He added that a “lack of government support” was one of the reasons cited by British Airways for the redundancies. Parent company International Airlines Group’s other airlines, such as Iberia and Vueling in Spain and Ireland’s Aer Lingus, have not yet announced job cuts.
During the first three months of the year, Airbus was unable to deliver more than 60 planes to customers because of quarantine restrictions. That number is expected to rise as airlines negotiate delays to orders in an attempt to ease financial pressures.
Airbus’s core profits fell by 49% in the first quarter of the year to €281m, while revenues slumped by almost €2bn to €10.6bn.
Airbus has already suspended its dividend, cut production by a third and furloughed thousands of staff in some of its key locations, including more than 3,000 at its wing factory in Broughton, north Wales.
The manufacturer, which has 135,000 employees worldwide, is also contemplating job cuts to reduce spending. The company has not yet revealed the extent of its restructuring because of uncertainties over airlines’ plans, but it said it would have a better idea of the medium-term outlook by June.
“For us, the urgent priority is to implement a short-term cash containment plan,” said Faury. “We are doing this, and address[ing] the longer-term cost structure to ‘right-size’ the company.”
However, Faury said the manufacturer’s brutal short-term outlook was coupled with longer-term optimism that the aviation industry will rebound and grow. Before the crisis, the airline industry was forecasting steady growth in global air traffic.
Some airlines view the crisis as “an opportunity” to accelerate the switch to newer planes with lower carbon emissions, he added, referring to the potentially greater long-term challenge for the industry of achieving carbon neutrality.
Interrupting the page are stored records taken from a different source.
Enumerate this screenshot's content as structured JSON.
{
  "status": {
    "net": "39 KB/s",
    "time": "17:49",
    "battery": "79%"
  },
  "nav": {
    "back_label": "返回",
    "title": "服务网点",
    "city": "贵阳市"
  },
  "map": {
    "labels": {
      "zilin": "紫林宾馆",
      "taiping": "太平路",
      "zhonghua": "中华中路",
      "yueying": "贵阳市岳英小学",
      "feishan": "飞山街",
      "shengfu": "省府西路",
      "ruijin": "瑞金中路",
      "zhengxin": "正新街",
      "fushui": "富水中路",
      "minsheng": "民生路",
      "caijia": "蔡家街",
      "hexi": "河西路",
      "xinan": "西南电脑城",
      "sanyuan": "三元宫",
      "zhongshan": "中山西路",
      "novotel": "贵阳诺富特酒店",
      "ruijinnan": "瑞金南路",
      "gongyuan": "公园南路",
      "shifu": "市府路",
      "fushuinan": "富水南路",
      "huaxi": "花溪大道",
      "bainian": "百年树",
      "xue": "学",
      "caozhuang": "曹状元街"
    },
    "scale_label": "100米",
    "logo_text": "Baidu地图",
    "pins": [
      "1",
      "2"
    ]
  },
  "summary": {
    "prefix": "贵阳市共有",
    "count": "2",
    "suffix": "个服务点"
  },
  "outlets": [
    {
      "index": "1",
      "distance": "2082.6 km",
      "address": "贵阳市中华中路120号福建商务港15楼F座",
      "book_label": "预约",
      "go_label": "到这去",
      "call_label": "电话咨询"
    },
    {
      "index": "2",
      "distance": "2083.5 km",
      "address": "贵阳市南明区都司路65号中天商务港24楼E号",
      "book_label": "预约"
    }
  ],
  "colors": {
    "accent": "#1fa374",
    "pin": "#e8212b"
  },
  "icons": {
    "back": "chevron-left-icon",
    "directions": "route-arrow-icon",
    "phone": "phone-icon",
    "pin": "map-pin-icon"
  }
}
While cutting back research and development spending, Airbus is continuing on its A321XLR, an “extra-long-range” aircraft that can deliver emissions and cost savings.